[Component data from apps and pages]
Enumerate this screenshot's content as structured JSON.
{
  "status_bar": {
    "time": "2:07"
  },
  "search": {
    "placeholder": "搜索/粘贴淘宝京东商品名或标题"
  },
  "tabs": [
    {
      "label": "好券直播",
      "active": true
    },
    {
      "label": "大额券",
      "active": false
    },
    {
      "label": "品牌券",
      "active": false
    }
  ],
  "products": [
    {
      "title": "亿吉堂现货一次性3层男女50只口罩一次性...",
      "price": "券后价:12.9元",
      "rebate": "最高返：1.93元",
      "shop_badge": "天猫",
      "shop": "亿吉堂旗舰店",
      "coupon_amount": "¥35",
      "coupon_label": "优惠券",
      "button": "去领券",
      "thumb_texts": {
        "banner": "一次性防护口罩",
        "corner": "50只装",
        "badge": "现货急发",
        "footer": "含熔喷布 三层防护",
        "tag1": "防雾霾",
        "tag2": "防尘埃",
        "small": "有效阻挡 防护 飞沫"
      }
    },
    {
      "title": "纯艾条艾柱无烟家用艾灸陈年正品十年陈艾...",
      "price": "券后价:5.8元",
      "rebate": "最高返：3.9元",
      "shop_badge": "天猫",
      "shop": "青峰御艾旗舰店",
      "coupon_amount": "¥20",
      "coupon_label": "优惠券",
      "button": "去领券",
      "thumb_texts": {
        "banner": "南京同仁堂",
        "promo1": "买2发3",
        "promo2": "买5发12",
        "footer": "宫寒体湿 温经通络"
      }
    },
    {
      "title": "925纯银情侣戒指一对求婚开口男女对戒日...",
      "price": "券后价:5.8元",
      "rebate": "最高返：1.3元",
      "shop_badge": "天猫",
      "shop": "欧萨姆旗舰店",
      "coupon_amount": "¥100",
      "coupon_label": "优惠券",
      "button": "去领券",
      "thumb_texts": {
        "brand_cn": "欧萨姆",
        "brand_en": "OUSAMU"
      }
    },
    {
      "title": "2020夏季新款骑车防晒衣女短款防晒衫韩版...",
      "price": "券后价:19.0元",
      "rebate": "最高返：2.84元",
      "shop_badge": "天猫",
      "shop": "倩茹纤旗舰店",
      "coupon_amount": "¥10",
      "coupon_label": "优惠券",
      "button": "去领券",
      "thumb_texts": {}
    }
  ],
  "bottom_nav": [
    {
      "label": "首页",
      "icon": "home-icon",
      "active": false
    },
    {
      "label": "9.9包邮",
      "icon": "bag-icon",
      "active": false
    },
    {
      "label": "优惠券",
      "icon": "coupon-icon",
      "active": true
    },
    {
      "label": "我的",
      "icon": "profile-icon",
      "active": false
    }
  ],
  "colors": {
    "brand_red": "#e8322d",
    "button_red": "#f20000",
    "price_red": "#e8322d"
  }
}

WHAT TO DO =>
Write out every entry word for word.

OUTPUT OF THE EXERCISE =>
Enumerate this screenshot's content as structured JSON.
{
  "status_bar": {
    "time": "2:07"
  },
  "search": {
    "placeholder": "搜索/粘贴淘宝京东商品名或标题"
  },
  "tabs": [
    {
      "label": "好券直播",
      "active": true
    },
    {
      "label": "大额券",
      "active": false
    },
    {
      "label": "品牌券",
      "active": false
    }
  ],
  "products": [
    {
      "title": "亿吉堂现货一次性3层男女50只口罩一次性...",
      "price": "券后价:12.9元",
      "rebate": "最高返：1.93元",
      "shop_badge": "天猫",
      "shop": "亿吉堂旗舰店",
      "coupon_amount": "¥35",
      "coupon_label": "优惠券",
      "button": "去领券",
      "thumb_texts": {
        "banner": "一次性防护口罩",
        "corner": "50只装",
        "badge": "现货急发",
        "footer": "含熔喷布 三层防护",
        "tag1": "防雾霾",
        "tag2": "防尘埃",
        "small": "有效阻挡 防护 飞沫"
      }
    },
    {
      "title": "纯艾条艾柱无烟家用艾灸陈年正品十年陈艾...",
      "price": "券后价:5.8元",
      "rebate": "最高返：3.9元",
      "shop_badge": "天猫",
      "shop": "青峰御艾旗舰店",
      "coupon_amount": "¥20",
      "coupon_label": "优惠券",
      "button": "去领券",
      "thumb_texts": {
        "banner": "南京同仁堂",
        "promo1": "买2发3",
        "promo2": "买5发12",
        "footer": "宫寒体湿 温经通络"
      }
    },
    {
      "title": "925纯银情侣戒指一对求婚开口男女对戒日...",
      "price": "券后价:5.8元",
      "rebate": "最高返：1.3元",
      "shop_badge": "天猫",
      "shop": "欧萨姆旗舰店",
      "coupon_amount": "¥100",
      "coupon_label": "优惠券",
      "button": "去领券",
      "thumb_texts": {
        "brand_cn": "欧萨姆",
        "brand_en": "OUSAMU"
      }
    },
    {
      "title": "2020夏季新款骑车防晒衣女短款防晒衫韩版...",
      "price": "券后价:19.0元",
      "rebate": "最高返：2.84元",
      "shop_badge": "天猫",
      "shop": "倩茹纤旗舰店",
      "coupon_amount": "¥10",
      "coupon_label": "优惠券",
      "button": "去领券",
      "thumb_texts": {}
    }
  ],
  "bottom_nav": [
    {
      "label": "首页",
      "icon": "home-icon",
      "active": false
    },
    {
      "label": "9.9包邮",
      "icon": "bag-icon",
      "active": false
    },
    {
      "label": "优惠券",
      "icon": "coupon-icon",
      "active": true
    },
    {
      "label": "我的",
      "icon": "profile-icon",
      "active": false
    }
  ],
  "colors": {
    "brand_red": "#e8322d",
    "button_red": "#f20000",
    "price_red": "#e8322d"
  }
}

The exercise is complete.